Given entries →
⁂

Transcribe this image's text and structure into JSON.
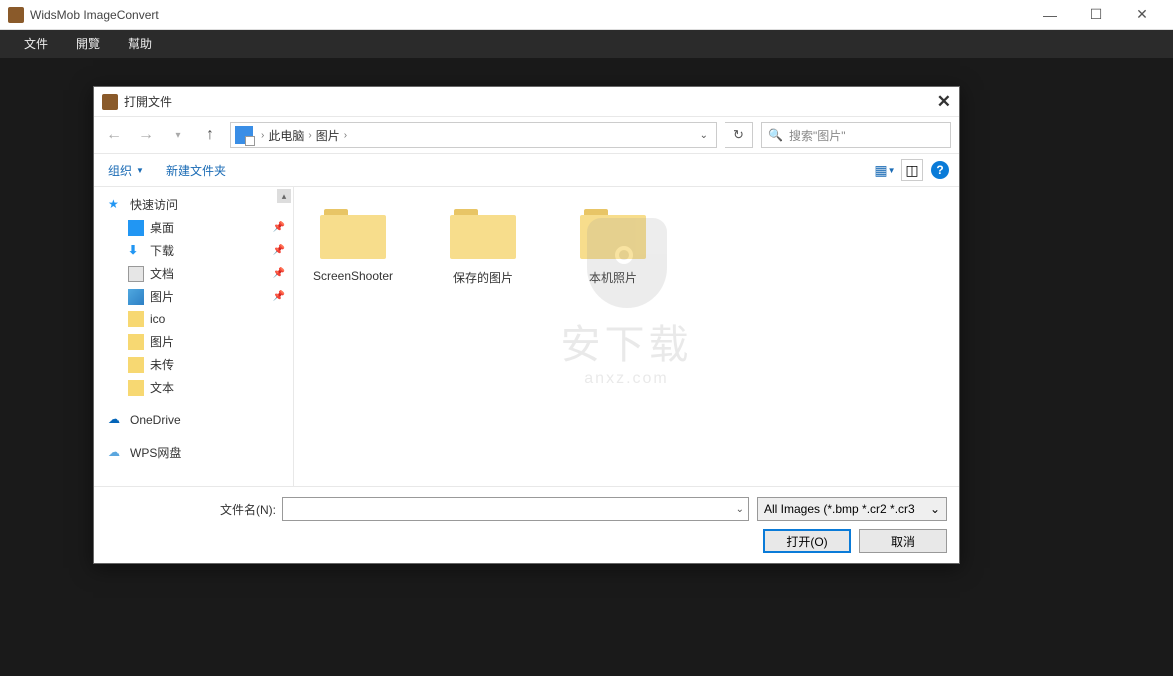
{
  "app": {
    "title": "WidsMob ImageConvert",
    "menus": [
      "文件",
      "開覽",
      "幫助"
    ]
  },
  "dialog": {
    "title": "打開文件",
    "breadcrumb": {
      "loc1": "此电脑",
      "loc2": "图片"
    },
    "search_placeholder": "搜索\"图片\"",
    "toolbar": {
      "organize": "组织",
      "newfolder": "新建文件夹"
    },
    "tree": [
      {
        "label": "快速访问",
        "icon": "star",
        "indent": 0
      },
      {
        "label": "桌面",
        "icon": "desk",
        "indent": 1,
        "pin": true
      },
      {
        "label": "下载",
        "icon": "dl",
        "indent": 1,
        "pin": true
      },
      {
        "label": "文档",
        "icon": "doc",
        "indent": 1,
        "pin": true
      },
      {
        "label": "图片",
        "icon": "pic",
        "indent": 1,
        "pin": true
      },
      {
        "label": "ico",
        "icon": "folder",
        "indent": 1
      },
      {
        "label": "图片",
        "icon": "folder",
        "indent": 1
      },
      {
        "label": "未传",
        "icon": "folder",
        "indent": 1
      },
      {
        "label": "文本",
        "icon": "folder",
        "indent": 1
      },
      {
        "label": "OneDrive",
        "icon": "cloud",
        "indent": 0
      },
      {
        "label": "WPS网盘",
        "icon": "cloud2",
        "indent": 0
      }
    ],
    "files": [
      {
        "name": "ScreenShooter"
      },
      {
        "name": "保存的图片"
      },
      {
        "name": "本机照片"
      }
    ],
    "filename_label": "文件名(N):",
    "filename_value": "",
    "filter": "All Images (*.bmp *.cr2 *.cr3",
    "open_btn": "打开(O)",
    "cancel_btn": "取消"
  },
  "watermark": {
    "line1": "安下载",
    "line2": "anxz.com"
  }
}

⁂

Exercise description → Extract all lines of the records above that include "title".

Completed task →
    "title": "WidsMob ImageConvert",
    "title": "打開文件",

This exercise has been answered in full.